Trends and Seasonal Patterns in the Composition and Energy Content of Waste from three Ukrainian City Districts: The Influence of Commercial and Residential Areas

Michael Hoffmann, Sergey Shmarin, Gintaras Denafas, Valeriy Mykhaylenko, Stanislav Ogorodnik, Christian Ludwig
2015 International Journal of Energy Engineering  
The volume and composition of Ukraine's municipal solid waste (MSW) has changed in recent years. The percentage of paper and plastics has increased considerably; consequently, manual separation of these materials from landfills has become necessary. In 2012, thirteen million tons of MSW were collected and questions about the origin and effects of these increases have arisen. According to the EU Waste Directive, the separation and subsequent recycling of certain waste materials should be a

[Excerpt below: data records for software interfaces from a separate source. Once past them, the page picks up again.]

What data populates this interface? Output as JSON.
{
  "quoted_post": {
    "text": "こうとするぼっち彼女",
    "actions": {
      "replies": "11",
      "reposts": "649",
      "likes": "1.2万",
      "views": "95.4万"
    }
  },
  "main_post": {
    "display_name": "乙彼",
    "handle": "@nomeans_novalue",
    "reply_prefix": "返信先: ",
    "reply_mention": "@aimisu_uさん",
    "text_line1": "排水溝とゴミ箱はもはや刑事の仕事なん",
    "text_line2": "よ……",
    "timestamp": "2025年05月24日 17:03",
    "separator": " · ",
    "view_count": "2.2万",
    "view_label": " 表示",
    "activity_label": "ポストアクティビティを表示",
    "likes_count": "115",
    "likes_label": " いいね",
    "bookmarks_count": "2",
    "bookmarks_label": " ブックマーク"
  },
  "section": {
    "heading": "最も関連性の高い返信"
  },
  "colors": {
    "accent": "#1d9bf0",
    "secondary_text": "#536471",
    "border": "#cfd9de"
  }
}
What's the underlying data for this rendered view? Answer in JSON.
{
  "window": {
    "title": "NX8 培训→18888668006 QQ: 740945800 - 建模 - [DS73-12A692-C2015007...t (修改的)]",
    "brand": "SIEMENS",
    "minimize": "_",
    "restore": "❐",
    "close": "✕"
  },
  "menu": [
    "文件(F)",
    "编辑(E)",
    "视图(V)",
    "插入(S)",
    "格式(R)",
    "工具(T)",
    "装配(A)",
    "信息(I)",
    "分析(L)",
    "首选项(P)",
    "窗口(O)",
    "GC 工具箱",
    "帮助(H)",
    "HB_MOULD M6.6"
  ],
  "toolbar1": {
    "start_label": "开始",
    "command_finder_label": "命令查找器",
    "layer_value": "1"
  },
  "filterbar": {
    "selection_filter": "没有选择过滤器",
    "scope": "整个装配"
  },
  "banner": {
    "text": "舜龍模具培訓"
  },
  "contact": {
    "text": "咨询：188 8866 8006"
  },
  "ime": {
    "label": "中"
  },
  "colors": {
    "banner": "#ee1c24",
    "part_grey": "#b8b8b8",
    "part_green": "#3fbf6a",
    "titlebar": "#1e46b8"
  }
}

more » ... s should be a priority; however, these materials can also be used to produce electricity, heat, and gas. This presents a difficult choice because Ukraine currently depends heavily on imported gas for fuel. This article studied the composition and energy content of waste collected separately from three sectors in a mid-sized town near Kiev. The first sector consisted of office buildings, the second consisted of multi-family housing units, and the third consisted of single-family housing units. The varying waste compositions identified among the sectors are relevant to potential energy-recovery planning efforts, particularly if energy-rich paper and plastics are sorted out. Multi-family housing waste was found to contain the greatest percentage of paper and plastics of the three sectors analyzed; this number has increased in recent years. Conversely, the pattern followed by single-family housing waste appeared weaker. For waste produced by the office district, average monthly wages had a strong impact on the materials that were collected. Moreover, strong seasonal effects were observed in all districts. The presented data support future waste management decisions related to waste utilization in the current and long terms. In contrast to western European countries, seasonal changes exhibited by unsorted municipal waste must be considered when making waste management decisions in Eastern Europe. The unique findings of this report may be relevant to other developing countries. I. INTRODUCTION The increasing quantity and diversity of waste generated in several East European countries require solutions that are more sustainable than landfilling or dumping in uncontrolled areas [1]. According to national surveys of Ukraine [2], the generation of Municipal Solid Waste (MSW) in urban settlements increased from 303 to 346 kg/capita per year, an increase of 14%, between 2010 and 2012. On average, 76% of MSW in Ukraine is gathered by state and private garbage collection services [3] , and in certain Ukrainian regions, such as Cherkassy Oblast, as little as 58% of MSW is collected. The average for EU and OECD countries is 82% [4]. A total of 4.2% of Ukraine's collected MSW is incinerated, and 3.8% of the waste is sorted and/or processed by waste treatment enterprises. Of the 13 million tons of MSW that were collected in Ukraine in 2012 [3], approximately 92% was disposed of at roughly 35,000 illegal dumpsites and 6700 legal landfills, together constituting more than 1000 hectares of land. Although numerous larger illegal landfills were removed before 2012 [3], many smaller dumpsites can still be found near villages. The separation of waste and the incineration of non-recyclables are considered balancing measures in today's society. However, according to the waste treatment hierarchy, recycling should be given priority over incineration. In the EU, this priority is enforced by Directive 2008/98/EC, which Ukraine plans to adopt as well. This directive aims to increase recycling rates, ban landfilling, and support energy recovery via the incineration of waste that cannot be recycled. of cities have started implementing waste separation. In some cases, different waste containers are offered to individual households so that residents can separate their waste on a voluntary basis. In other cases, waste compounds such as paper, plastic bottles, and metals are sorted out by hand at the landfill.
doi:10.5963/ijee0506002 fatcat:mn4k7ehf5fdapge5tuascqqhzu